Monica Dongban-Mensem (centre) received training from authorities to qualify as a traffic officer
During her free time, Nigerian Justice Monica Dongban-Mensem controls traffic in the capital, Abuja, eight years after her son was killed in a hit-and-run accident.
On the day I met her she was clad in her blue traffic vest, feet spread apart, sweaty arms slicing the air at a frantic pace, as she directed cars in 38C (100F) heat fuelled by the idling cars.
Around her was the busy chaos of the Berger roundabout in the city’s central area.
The cars that were not moving were hunched on their front axles, horns blaring, impatiently waiting for her to say “go”.
She was clearly in charge.
“Many Nigerians are impatient and it shows in their driving,” Justice Dongban-Mensem told me.
She did not know who was responsible for her son’s death but wanted to tackle some of the poor driving she witnessed.
She started going to bus stations to speak to drivers about road safety in Nigeria.
What she found shocked her.
Most of the drivers had not received proper training and were not familiar with the traffic rules.
Such ignorance might have caused the death of her son and she was determined to change that.
The 62-year-old has set up a non-profit organisation named after her late son – Kwapda’as Road Safety Demand – to educate motorists about safety and she also plans to establish a driving school for potential commercial drivers, where they can receive training free-of-charge.
Not content with that, Justice Dongban-Mensem wanted to play a role in controlling the traffic herself.

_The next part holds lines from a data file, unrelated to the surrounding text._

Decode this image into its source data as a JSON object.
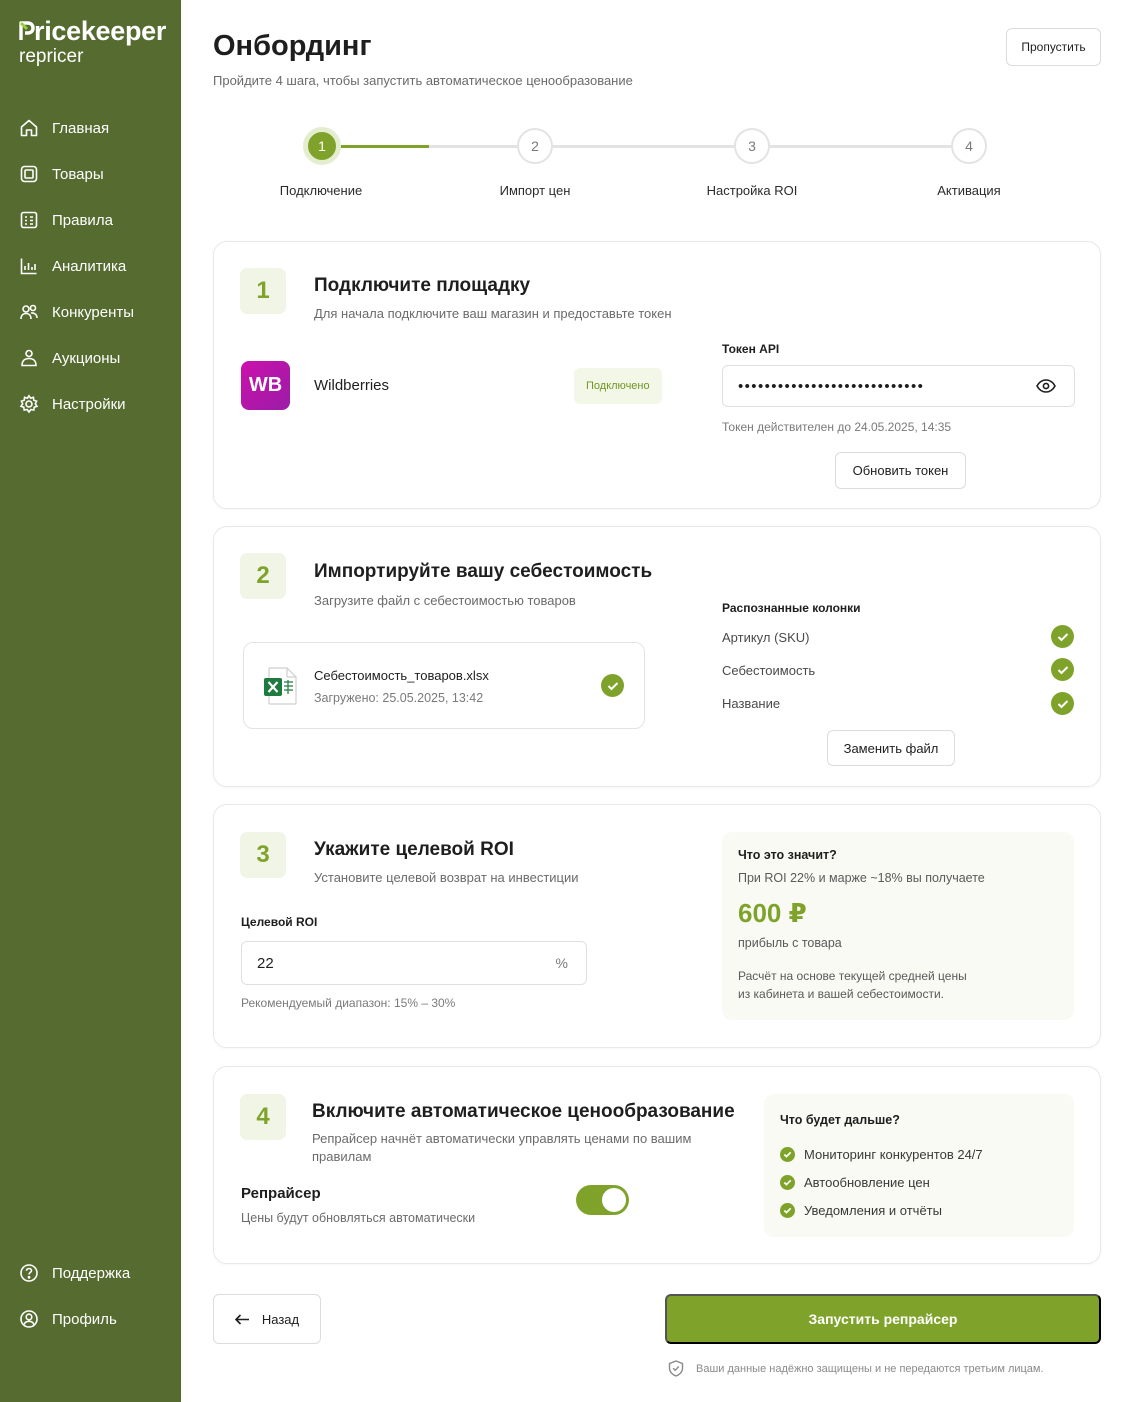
{
  "colors": {
    "sidebar": "#556b2f",
    "accent": "#7fa32a",
    "wb_brand": "#cb11ab"
  },
  "logo": {
    "main": "ricekeeper",
    "sub": "repricer"
  },
  "sidebar": {
    "items": [
      {
        "label": "Главная",
        "icon": "home-icon"
      },
      {
        "label": "Товары",
        "icon": "box-icon"
      },
      {
        "label": "Правила",
        "icon": "rules-icon"
      },
      {
        "label": "Аналитика",
        "icon": "chart-icon"
      },
      {
        "label": "Конкуренты",
        "icon": "competitors-icon"
      },
      {
        "label": "Аукционы",
        "icon": "auction-icon"
      },
      {
        "label": "Настройки",
        "icon": "gear-icon"
      }
    ],
    "bottom": [
      {
        "label": "Поддержка",
        "icon": "help-icon"
      },
      {
        "label": "Профиль",
        "icon": "profile-icon"
      }
    ]
  },
  "header": {
    "title": "Онбординг",
    "subtitle": "Пройдите 4 шага, чтобы запустить автоматическое ценообразование",
    "skip_label": "Пропустить"
  },
  "stepper": {
    "current": 1,
    "steps": [
      {
        "num": "1",
        "label": "Подключение"
      },
      {
        "num": "2",
        "label": "Импорт цен"
      },
      {
        "num": "3",
        "label": "Настройка ROI"
      },
      {
        "num": "4",
        "label": "Активация"
      }
    ]
  },
  "step1": {
    "num": "1",
    "title": "Подключите площадку",
    "subtitle": "Для начала подключите ваш магазин и предоставьте токен",
    "marketplace_logo": "WB",
    "marketplace_name": "Wildberries",
    "status": "Подключено",
    "token_label": "Токен API",
    "token_value": "••••••••••••••••••••••••••••",
    "token_valid": "Токен действителен до 24.05.2025, 14:35",
    "refresh_label": "Обновить токен"
  },
  "step2": {
    "num": "2",
    "title": "Импортируйте вашу себестоимость",
    "subtitle": "Загрузите файл с себестоимостью товаров",
    "file_name": "Себестоимость_товаров.xlsx",
    "file_uploaded": "Загружено: 25.05.2025, 13:42",
    "columns_label": "Распознанные колонки",
    "columns": [
      "Артикул (SKU)",
      "Себестоимость",
      "Название"
    ],
    "replace_label": "Заменить файл"
  },
  "step3": {
    "num": "3",
    "title": "Укажите целевой ROI",
    "subtitle": "Установите целевой возврат на инвестиции",
    "roi_label": "Целевой ROI",
    "roi_value": "22",
    "roi_unit": "%",
    "roi_hint": "Рекомендуемый диапазон: 15% – 30%",
    "info_title": "Что это значит?",
    "info_text": "При ROI 22% и марже ~18% вы получаете",
    "info_amount": "600 ₽",
    "info_amount_caption": "прибыль с товара",
    "info_note_1": "Расчёт на основе текущей средней цены",
    "info_note_2": "из кабинета и вашей себестоимости."
  },
  "step4": {
    "num": "4",
    "title": "Включите автоматическое ценообразование",
    "subtitle_1": "Репрайсер начнёт автоматически управлять ценами по вашим",
    "subtitle_2": "правилам",
    "toggle_label": "Репрайсер",
    "toggle_caption": "Цены будут обновляться автоматически",
    "toggle_on": true,
    "next_title": "Что будет дальше?",
    "next_items": [
      "Мониторинг конкурентов 24/7",
      "Автообновление цен",
      "Уведомления и отчёты"
    ]
  },
  "footer": {
    "back_label": "Назад",
    "launch_label": "Запустить репрайсер",
    "secure_note": "Ваши данные надёжно защищены и не передаются третьим лицам."
  }
}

After weeks of training with the road safety commission she qualified as a traffic warden.
It was not until 2016, five years after the accident, that she felt able to visit the scene of her son’s death in the central Nigerian city of Jos.
“My mission was to find someone who could just tell me or describe to me how my son died.”
But once she got there, she was left terrified, sad and angry by the chaos she saw.